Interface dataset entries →
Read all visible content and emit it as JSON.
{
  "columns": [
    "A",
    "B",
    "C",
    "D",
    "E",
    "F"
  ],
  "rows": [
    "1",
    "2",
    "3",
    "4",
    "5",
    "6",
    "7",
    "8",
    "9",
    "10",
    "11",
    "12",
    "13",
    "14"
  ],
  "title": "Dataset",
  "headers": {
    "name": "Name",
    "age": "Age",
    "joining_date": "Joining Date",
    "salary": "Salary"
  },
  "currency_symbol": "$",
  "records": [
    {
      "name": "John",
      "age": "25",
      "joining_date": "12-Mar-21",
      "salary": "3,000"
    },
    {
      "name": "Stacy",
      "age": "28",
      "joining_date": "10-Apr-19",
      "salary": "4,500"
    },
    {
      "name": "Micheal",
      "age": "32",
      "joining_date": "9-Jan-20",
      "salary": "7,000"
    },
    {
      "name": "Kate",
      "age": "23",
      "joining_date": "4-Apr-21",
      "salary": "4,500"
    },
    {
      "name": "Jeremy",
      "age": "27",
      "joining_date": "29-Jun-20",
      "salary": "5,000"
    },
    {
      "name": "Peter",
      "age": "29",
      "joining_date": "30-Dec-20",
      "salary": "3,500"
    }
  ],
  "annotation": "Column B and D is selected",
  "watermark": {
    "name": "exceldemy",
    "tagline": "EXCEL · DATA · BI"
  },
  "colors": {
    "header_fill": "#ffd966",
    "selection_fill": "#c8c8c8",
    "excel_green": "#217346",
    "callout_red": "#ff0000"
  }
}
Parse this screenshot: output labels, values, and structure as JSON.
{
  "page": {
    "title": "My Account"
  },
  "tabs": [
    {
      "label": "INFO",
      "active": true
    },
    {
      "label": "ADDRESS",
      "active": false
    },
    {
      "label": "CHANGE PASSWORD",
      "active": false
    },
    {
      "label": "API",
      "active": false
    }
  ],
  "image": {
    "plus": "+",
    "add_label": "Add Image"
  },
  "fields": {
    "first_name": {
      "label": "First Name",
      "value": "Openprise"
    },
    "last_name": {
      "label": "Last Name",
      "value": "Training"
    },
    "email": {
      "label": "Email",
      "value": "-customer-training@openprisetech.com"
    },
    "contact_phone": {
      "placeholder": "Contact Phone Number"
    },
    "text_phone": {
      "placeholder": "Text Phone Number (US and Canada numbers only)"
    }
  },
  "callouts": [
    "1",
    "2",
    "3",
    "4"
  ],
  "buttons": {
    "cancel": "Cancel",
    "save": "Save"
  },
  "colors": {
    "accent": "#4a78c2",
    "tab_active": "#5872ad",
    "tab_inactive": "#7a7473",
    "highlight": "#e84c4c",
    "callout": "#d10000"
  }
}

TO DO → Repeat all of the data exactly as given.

SOLUTION TO THIS PROBLEM →
Read all visible content and emit it as JSON.
{
  "columns": [
    "A",
    "B",
    "C",
    "D",
    "E",
    "F"
  ],
  "rows": [
    "1",
    "2",
    "3",
    "4",
    "5",
    "6",
    "7",
    "8",
    "9",
    "10",
    "11",
    "12",
    "13",
    "14"
  ],
  "title": "Dataset",
  "headers": {
    "name": "Name",
    "age": "Age",
    "joining_date": "Joining Date",
    "salary": "Salary"
  },
  "currency_symbol": "$",
  "records": [
    {
      "name": "John",
      "age": "25",
      "joining_date": "12-Mar-21",
      "salary": "3,000"
    },
    {
      "name": "Stacy",
      "age": "28",
      "joining_date": "10-Apr-19",
      "salary": "4,500"
    },
    {
      "name": "Micheal",
      "age": "32",
      "joining_date": "9-Jan-20",
      "salary": "7,000"
    },
    {
      "name": "Kate",
      "age": "23",
      "joining_date": "4-Apr-21",
      "salary": "4,500"
    },
    {
      "name": "Jeremy",
      "age": "27",
      "joining_date": "29-Jun-20",
      "salary": "5,000"
    },
    {
      "name": "Peter",
      "age": "29",
      "joining_date": "30-Dec-20",
      "salary": "3,500"
    }
  ],
  "annotation": "Column B and D is selected",
  "watermark": {
    "name": "exceldemy",
    "tagline": "EXCEL · DATA · BI"
  },
  "colors": {
    "header_fill": "#ffd966",
    "selection_fill": "#c8c8c8",
    "excel_green": "#217346",
    "callout_red": "#ff0000"
  }
}
Parse this screenshot: output labels, values, and structure as JSON.
{
  "page": {
    "title": "My Account"
  },
  "tabs": [
    {
      "label": "INFO",
      "active": true
    },
    {
      "label": "ADDRESS",
      "active": false
    },
    {
      "label": "CHANGE PASSWORD",
      "active": false
    },
    {
      "label": "API",
      "active": false
    }
  ],
  "image": {
    "plus": "+",
    "add_label": "Add Image"
  },
  "fields": {
    "first_name": {
      "label": "First Name",
      "value": "Openprise"
    },
    "last_name": {
      "label": "Last Name",
      "value": "Training"
    },
    "email": {
      "label": "Email",
      "value": "-customer-training@openprisetech.com"
    },
    "contact_phone": {
      "placeholder": "Contact Phone Number"
    },
    "text_phone": {
      "placeholder": "Text Phone Number (US and Canada numbers only)"
    }
  },
  "callouts": [
    "1",
    "2",
    "3",
    "4"
  ],
  "buttons": {
    "cancel": "Cancel",
    "save": "Save"
  },
  "colors": {
    "accent": "#4a78c2",
    "tab_active": "#5872ad",
    "tab_inactive": "#7a7473",
    "highlight": "#e84c4c",
    "callout": "#d10000"
  }
}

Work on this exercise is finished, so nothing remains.